Key Findings The Pentagon's study on repealing "don't ask, don't tell" was based on... more »
The Pentagon's study on repealing "don't ask, don't tell" was based on responses from some 115,000 troops and more than 44,000 military spouses, as well as face-to-face meetings with troops on bases around the world. Among the key findings:
Seventy percent of troops surveyed believed that repealing the law would have mixed, positive or no effect.
A significant minority — 30 percent of service members overall — predicted negative consequences from a repeal. That number was 43 percent among Marines overall, and 58 percent among Marines serving in combat posts.
Concerns about the impact of repeal were strongest among those in combat posts in both the Army and Marines. For example, nearly 60 percent of respondents in the Marines and in Army combat posts said repeal would have a negative impact on unit effectiveness "in a field environment or out at sea."
Sixty-nine percent of all respondents said they have served with a co-worker "believed to be homosexual."

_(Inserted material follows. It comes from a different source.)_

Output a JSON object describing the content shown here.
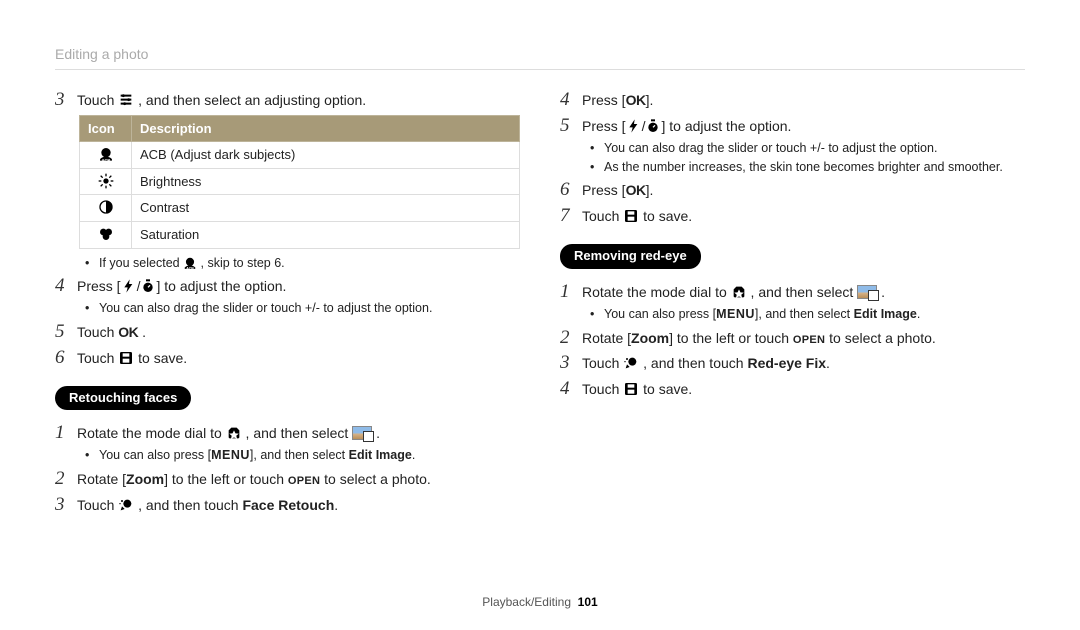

When those in the overall military were asked about the experience of working with someone whom they believed to be gay or lesbian, 92 percent stated that their unit's ability to work together was either very good, good, or neither good nor poor.
In general, female service members were "substantially less likely to perceive negative impacts following repeal than male service members" for "all the issues asked about in the survey."
— NPR Staff « less